      I think what a SAHM does varies a lot by individual. Some SAHMs have nannies, some don’t. Some hire housecleaning services, some don’t. It depends on the person, the individual’s level of interest, goals, ambitions, etc. I will say, SAHMs with kids at home all day do have MORE housework. If everyone leaves your house at 7 am, and stays away until 5 pm or later, then no one is there to mess up the house. (i.e. the janitor at your office or your kids’ school is the one responsible for scrubbing the toilets, haha) As for SAHMs with no kids at home, again, it varies. I really don’t like the SAHM label that much because it encompasses so many things. For me, calling myself a SAHM simply means I’m not the primary wage earner because even though I’m “at home” and not a full time employee of another entity, I still cram a lot into the day. I’ve worked at home on part time basis (5-20 hrs a week since my oldest was 3) and now I’m launching my own business, so I work even more than that now, but I’m not at the point of profitability yet.

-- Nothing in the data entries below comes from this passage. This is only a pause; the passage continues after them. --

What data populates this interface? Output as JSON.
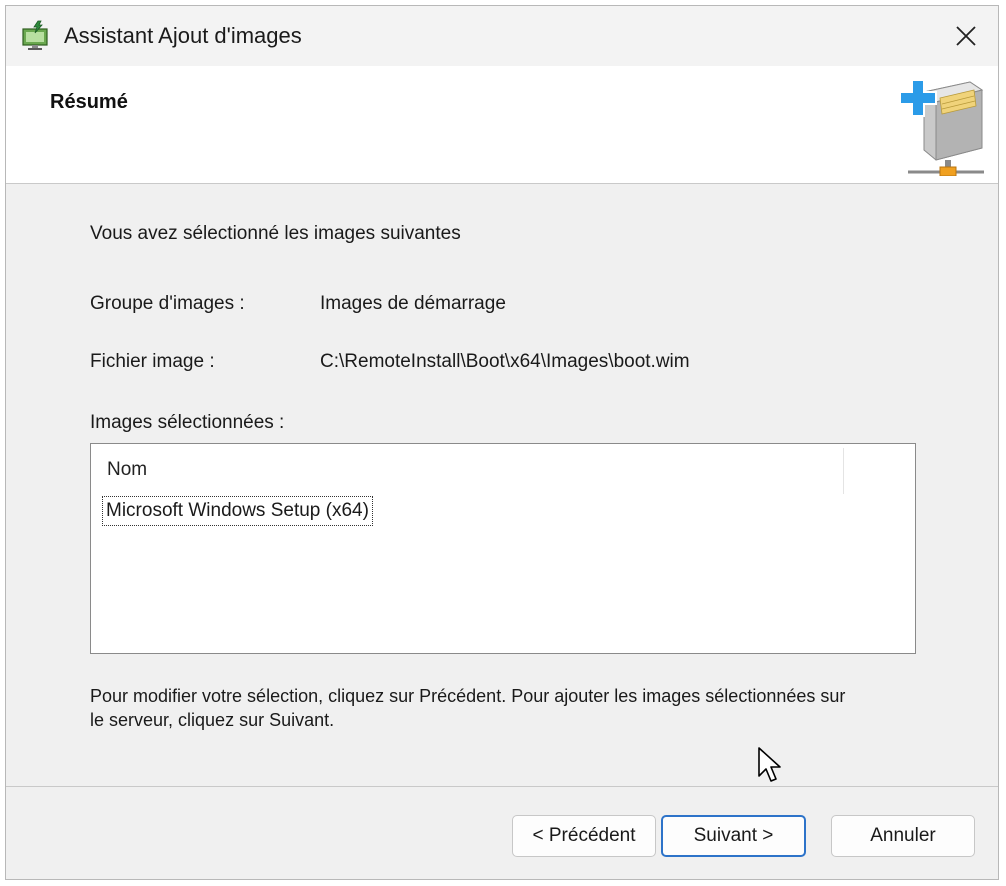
{
  "window": {
    "title": "Assistant Ajout d'images"
  },
  "header": {
    "title": "Résumé"
  },
  "summary": {
    "intro": "Vous avez sélectionné les images suivantes",
    "group_label": "Groupe d'images :",
    "group_value": "Images de démarrage",
    "file_label": "Fichier image :",
    "file_value": "C:\\RemoteInstall\\Boot\\x64\\Images\\boot.wim",
    "list_label": "Images sélectionnées :",
    "list_column": "Nom",
    "list_items": [
      "Microsoft Windows Setup (x64)"
    ],
    "info": "Pour modifier votre sélection, cliquez sur Précédent. Pour ajouter les images sélectionnées sur le serveur, cliquez sur Suivant."
  },
  "buttons": {
    "prev": "< Précédent",
    "next": "Suivant >",
    "cancel": "Annuler"
  },
  "colors": {
    "accent": "#2d73c9",
    "window_bg": "#f0f0f0"
  },
  "icons": {
    "app": "monitor-download-icon",
    "close": "close-icon",
    "header": "add-image-box-icon",
    "cursor": "mouse-pointer-icon"
  }
}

So, am I “working?” I feel I am, even though the financial payoff is in the near future and hasn’t materialized yet. In addition, I’m a competitive athlete (taken up partly to get the most bang for my buck-stay physically fit and also have an “identity” as a SAHM). On top of that we homeschool, we’re not big outsourcers, and that happens to extend over into our kids’ education. Ultimately, I think it varies by individual. I know some people who are employed full time and do nothing above and beyond that. Others spend time in a way I rarely could-socializing just for its’ own sake. While I would love to volunteer to a variety of causes that touch my heart as another commentor does, I simply at the present time can’t find the time to do so. Which is how my entrepreneurial endeavors play into my goals- stimulate myself intellectually and profit so I can $$$ contribute to those causes. Then perhaps in the future volunteer for those causes alongside my kids as a family activity.

      Sorry that was long! In short, I don’t doubt that there are SAHMs who do near nothing all day, but I don’t think that the proportion of those SAHMs who are lazy exceeds or is any different than the general population (people who put in the bare minimum number of hours for their employers by showing up, and then not having much desire or ambition to do anything in their downtime.)

    • http://twitter.com/DuchessCadbury The Right Honourable

      Thanks. I just wanted to know. What kind of athlete are you? I know SAHM are not lazy, I used to be a grad student and I know on the outside it looked like I wasn’t doing much…again, thanks.

  • K.

    A good mom is a happy mom. Some women are happy working FT, some are happy working PT, some are happy as SAHMs.

    We’re all lucky if you are able to choose your happy.

  • Katie

    I found a great company that focuses on green living and being able earn an income staying home with your kids. Take a look at http://mi.momsprovide.com.

  • Stacy Shain

    I am a SAHM with a three year old and preg with one due in July. I plan on staying with the kids everyday until they go to kindergarten. I have a masters in counseling, and a teaching degree and plan on going to work when they are in school. I cant imagine sitting in the house or not being productive without my kids there. I am very happy being with my son all day, and I don’t want to miss a thing. Since I have a teaching backround I have taught my son things here and there in a fun way, and he is very smart. I enjoy being with him, and being around kids. My choice wouldn’t be good for everyone, that is what makes the world go round, and why everyone should do what works for them, and not judge people.